◆ Task statement ◆
Return all lines of the records that contain the word "photo".

◆ Exercise material ◆
============================================================

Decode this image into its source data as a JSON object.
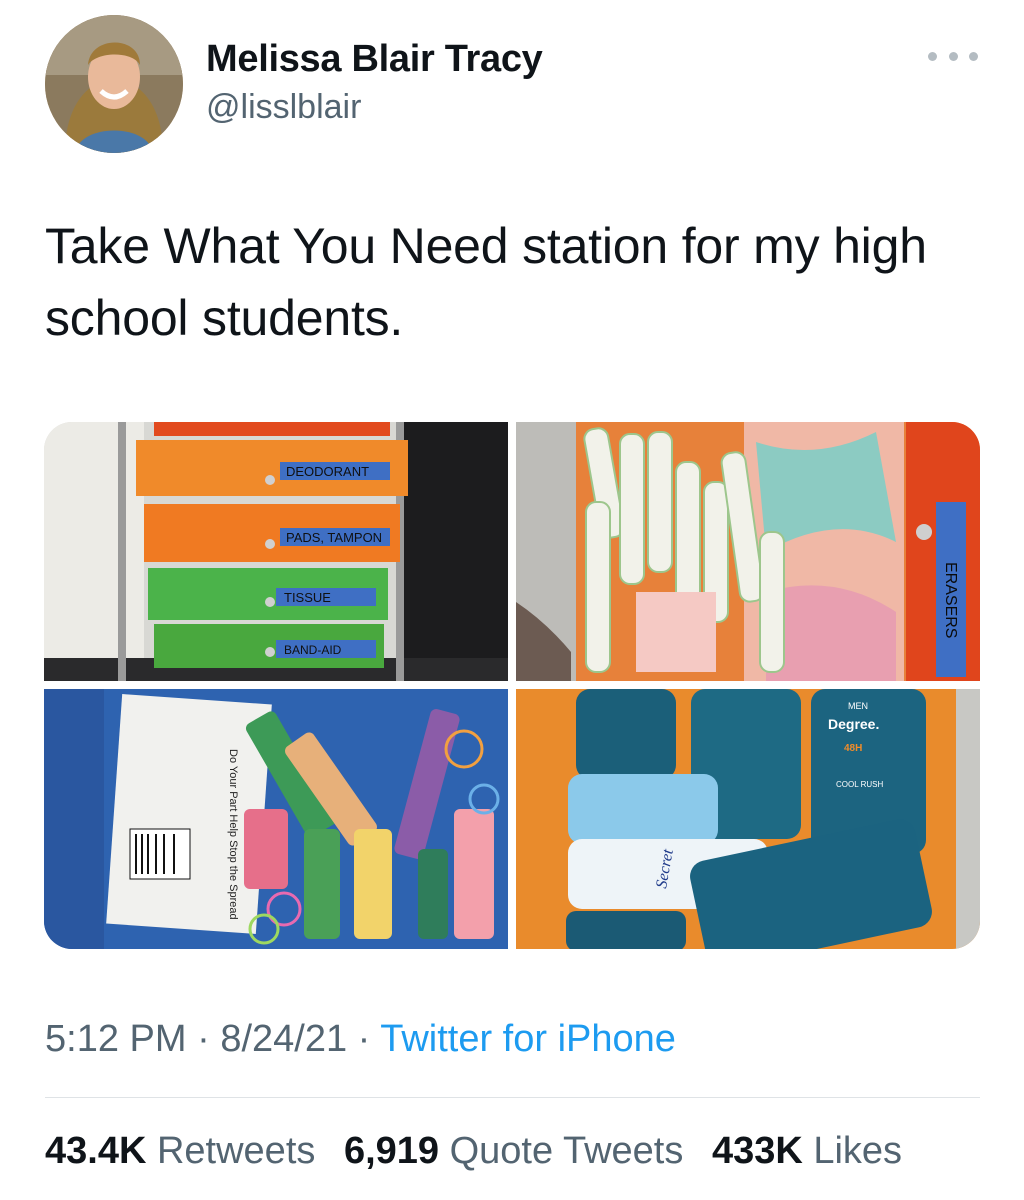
{
  "author": {
    "name": "Melissa Blair Tracy",
    "handle": "@lisslblair",
    "avatar_icon": "profile-photo"
  },
  "tweet": {
    "text": "Take What You Need station for my high school students."
  },
  "media": [
    {
      "description_icon": "organizer-drawers-photo",
      "drawer_labels": [
        "DEODORANT",
        "PADS, TAMPON",
        "TISSUE",
        "BAND-AID"
      ]
    },
    {
      "description_icon": "tampons-pads-photo",
      "side_label": "ERASERS"
    },
    {
      "description_icon": "masks-lotions-hairties-photo",
      "package_text": "Do Your Part Help Stop the Spread"
    },
    {
      "description_icon": "deodorants-photo",
      "brand_top": "Degree.",
      "brand_top_sub": "MEN",
      "variant": "COOL RUSH",
      "claim": "48H",
      "brand_secondary": "Secret"
    }
  ],
  "meta": {
    "time": "5:12 PM",
    "separator": " · ",
    "date": "8/24/21",
    "source": "Twitter for iPhone"
  },
  "stats": {
    "retweets_count": "43.4K",
    "retweets_label": "Retweets",
    "quotes_count": "6,919",
    "quotes_label": "Quote Tweets",
    "likes_count": "433K",
    "likes_label": "Likes"
  },
  "colors": {
    "link": "#1d9bf0",
    "secondary_text": "#536471",
    "primary_text": "#0f1419"
  }
}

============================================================

◆ Result ◆
    "avatar_icon": "profile-photo"
      "description_icon": "organizer-drawers-photo",
      "description_icon": "tampons-pads-photo",
      "description_icon": "masks-lotions-hairties-photo",
      "description_icon": "deodorants-photo",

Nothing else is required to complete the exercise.